How to Choose an Electrician
No matter how big or small the electrical job is, an electrician is always the best person to do it. Even DIY enthusiasts realize the danger of working with electrical wiring without the right knowledge and training.
The question is, how can we find a reputable electrician? Though there are plenty out there, what are the things to be looked into as we make a choice? How do we even start?
Word of mouth remains the best way of finding a good tradesman, including an electrician. Approach your friends and relatives and ask for recommendations.
If you can’t get a recommendation for any reason, you can always go online and read consumer reviews.
Once you have three or four names, give each of them a call and ask them to give you estimates, so you know how much you’ll likely spend. Ask for details. For instance, will they be charging an hourly fee or a flat fee? All materials to be used should be included in the quote, alongside their individual costs.

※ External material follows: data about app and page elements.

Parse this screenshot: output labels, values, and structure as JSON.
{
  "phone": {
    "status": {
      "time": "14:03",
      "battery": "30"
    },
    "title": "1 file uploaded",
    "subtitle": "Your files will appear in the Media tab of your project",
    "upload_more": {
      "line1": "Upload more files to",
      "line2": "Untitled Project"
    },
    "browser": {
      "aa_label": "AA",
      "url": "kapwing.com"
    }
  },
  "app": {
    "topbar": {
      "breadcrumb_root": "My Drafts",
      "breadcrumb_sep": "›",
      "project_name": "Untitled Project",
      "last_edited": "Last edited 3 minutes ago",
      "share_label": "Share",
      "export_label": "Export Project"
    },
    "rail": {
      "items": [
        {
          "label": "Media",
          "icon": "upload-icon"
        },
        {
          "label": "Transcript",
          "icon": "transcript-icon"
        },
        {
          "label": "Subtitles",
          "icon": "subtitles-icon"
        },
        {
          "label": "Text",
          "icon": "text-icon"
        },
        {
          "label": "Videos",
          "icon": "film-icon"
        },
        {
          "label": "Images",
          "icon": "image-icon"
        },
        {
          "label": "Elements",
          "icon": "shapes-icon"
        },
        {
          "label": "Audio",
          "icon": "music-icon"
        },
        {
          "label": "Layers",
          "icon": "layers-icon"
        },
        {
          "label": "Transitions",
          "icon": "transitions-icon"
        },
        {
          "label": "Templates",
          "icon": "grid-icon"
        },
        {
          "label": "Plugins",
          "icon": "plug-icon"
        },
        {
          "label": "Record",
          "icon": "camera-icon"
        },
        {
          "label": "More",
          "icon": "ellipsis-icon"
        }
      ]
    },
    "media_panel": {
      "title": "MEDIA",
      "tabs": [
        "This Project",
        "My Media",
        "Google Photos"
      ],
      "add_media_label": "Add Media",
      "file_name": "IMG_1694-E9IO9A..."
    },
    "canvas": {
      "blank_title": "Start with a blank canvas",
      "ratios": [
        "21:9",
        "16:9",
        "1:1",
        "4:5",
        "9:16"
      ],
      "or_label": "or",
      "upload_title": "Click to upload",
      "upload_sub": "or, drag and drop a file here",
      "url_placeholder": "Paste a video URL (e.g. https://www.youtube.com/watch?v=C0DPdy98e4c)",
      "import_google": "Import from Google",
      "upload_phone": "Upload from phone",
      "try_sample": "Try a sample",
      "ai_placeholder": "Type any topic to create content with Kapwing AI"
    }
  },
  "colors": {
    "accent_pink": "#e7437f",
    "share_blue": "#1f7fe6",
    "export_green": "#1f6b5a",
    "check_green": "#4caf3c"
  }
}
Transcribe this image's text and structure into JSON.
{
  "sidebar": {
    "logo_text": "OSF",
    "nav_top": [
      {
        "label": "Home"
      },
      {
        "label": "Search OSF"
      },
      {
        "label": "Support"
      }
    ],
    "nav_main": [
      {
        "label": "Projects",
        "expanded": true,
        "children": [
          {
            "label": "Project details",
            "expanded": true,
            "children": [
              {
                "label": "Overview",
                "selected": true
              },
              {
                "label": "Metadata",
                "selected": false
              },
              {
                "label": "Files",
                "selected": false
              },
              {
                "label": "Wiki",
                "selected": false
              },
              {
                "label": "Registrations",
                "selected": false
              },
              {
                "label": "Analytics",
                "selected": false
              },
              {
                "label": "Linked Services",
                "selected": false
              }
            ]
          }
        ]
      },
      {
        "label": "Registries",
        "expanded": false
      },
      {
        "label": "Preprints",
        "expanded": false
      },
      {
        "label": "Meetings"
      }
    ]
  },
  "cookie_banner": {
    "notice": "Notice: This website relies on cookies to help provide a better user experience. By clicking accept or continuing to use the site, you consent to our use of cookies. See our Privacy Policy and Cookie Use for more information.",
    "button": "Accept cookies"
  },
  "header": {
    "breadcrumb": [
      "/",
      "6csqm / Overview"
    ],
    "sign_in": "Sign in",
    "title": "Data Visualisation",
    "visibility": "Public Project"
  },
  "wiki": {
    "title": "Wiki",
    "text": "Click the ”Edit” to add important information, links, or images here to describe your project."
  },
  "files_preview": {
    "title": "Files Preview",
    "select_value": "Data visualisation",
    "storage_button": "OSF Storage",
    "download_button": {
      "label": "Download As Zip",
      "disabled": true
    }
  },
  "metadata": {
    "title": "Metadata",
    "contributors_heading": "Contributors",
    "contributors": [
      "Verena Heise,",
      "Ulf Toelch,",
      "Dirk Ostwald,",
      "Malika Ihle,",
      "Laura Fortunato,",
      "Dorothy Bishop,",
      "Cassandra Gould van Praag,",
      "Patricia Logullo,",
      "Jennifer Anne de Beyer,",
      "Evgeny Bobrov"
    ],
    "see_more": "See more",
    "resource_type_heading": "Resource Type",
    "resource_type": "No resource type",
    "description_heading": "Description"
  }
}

Among the most crucial questions you have to ask your prospective electrician is whether they put a guarantee their work. If they do, make sure the guarantee is on paper. Otherwise, look for another electrician. Trusting an electrician who can’t stand by his own work, is foolish.
A big part of what makes an electrician reliable is experience. That’s why it’s preferable to go with someone who has been in the industry for a while. There are many new upcoming talents today, but for maximum safety, hire a veteran.
Choose an electrician whose expertise is focused on the kind of work you need. It may be fine to hire a generalist for a small job, but for the big ones – for example, setting up a communication system – get a specialist.
License and Insurance
Before you seriously consider a particular electrician, determine if he has a license to work in your state. If he says yes, let him show you proof and make sure it’s not expired. In the same manner, ask for proof of insurance, both workers’ compensation and liability. Definitely, both should be current. No license or no insurance is a red flag.
Unless you started off with personal referral, ask for a few client references from every prospect. This will give you a good picture of the future of your business relationship.
Better Business Bureau
Finally, have a taste of your prospective electrician’s background by checking with the Better Business Bureau. Keep your mind open however. There are consumers who just want to make a fuss. If there are complaints, look into the case and see how it was resolved. Then just follow your instincts. If you’re not so confident about one electrician, move on to the next one.